Global Cancer Institute Extends Programs to Bangladesh for Underserved Patients With Cancer


Advertisement
Get Permission

Global Cancer Institute (GCI), which is focused on improving survival rates for underserved patients with cancer worldwide, recently announced it has extended its programs to Bangladesh. The extension begins with the launch of monthly tumor boards, which help physicians and oncologists in developing countries connect directly to U.S. physicians by videoconference to discuss challenging cancer cases and ask for advice. The GCI tumor boards will be cohosted by the Bangladesh Society for Breast Cancer Study (BSBCS), a nonprofit organization with the mission to eradicate breast cancer as a life-threatening disease.

Tumor boards are common practice within U.S. hospitals and have proved to help boost survival rates for patients by enabling physicians to resolve challenging cases. The ASCO Post has reported that 1 in 10 deaths in Bangladesh is from cancer.1 Bangladesh spends 2.8% of its gross domestic product on health care, which is the 10th lowest percentage in the world, impacting availability of preventive services. The country also has limited hospital resources, with 0.6 hospitals beds and 0.36 physicians per 1,000 people. (By contrast, the U.S. statistics are 2.8 and 2.6, respectively.2)

Bringing Tumor Boards to Bangladesh

“Breast cancer is the most common cancer among women in Bangladesh, and even basic preventive measures such as breast palpation are not available in primary care settings,” said Arunangshu Das, PhD, General Secretary at BSBCS. “Once a woman develops breast cancer, her treatment options here are limited, as there is a tremendous shortage of oncologists. Our partnership with GCI to bring regular monthly tumor boards to Bangladesh offers patients and their physicians a lifeline to effective treatment.”

GCI has welcomed Bangladeshi physicians to its global tumor boards for many years, and one of GCI’s best success stories came out of a relationship formed with a Bangladeshi physician and his patient, a girl who was diagnosed with breast cancer at just 8 years old. The physician’s participation in a GCI tumor board led to a connection with U.S. physicians at Mount Sinai Hospital in New York, who were able to admit the girl into a clinical trial for a new drug that ultimately saved her life.

Don S. Dizon, MD, FACP, FASCO, Co-Chief Medical Officer at GCI and Director of Medical Oncology at Rhode Island Hospital, will lead the local Bangladesh program. “Bangladesh is in a cancer crisis.
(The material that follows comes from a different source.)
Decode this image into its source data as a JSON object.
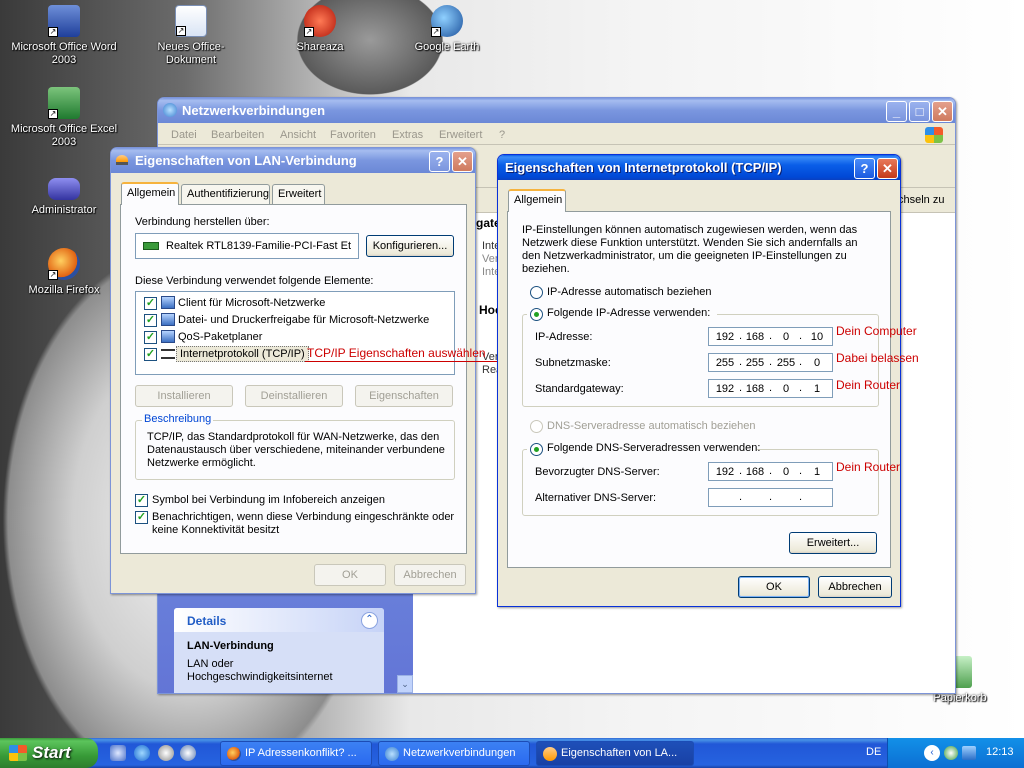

This is an area where GCI can make a huge impact,” said Dr. Dizon. “We’re looking forward to working with our local colleagues to improve cancer care on the ground in Bangladesh.” 

References

1. Are C: Cancer on the global stage: Incidence and cancer-related mortality in Bangladesh. The ASCO Post, February 25, 2017. Available at https://ascopost.com/issues/february-25-2017/cancer-on-the-global-stage-incidence-and-cancer-related-mortality-in-bangladesh/. Accessed November 10, 2020.

2. Kaiser Family Foundation: The U.S. has fewer physicians and hospital beds per capita than Italy and other countries overwhelmed by COVID-19. Newsroom, March 27, 2020. Available at https://www.kff.org/health-costs/press-release/the-u-s-has-fewer-physicians-and-hospital-beds-per-capita-than-italy-and-other-countries-overwhelmed-by-covid-19/. Accessed November 10, 2020.

 


Advertisement

Advertisement



Advertisement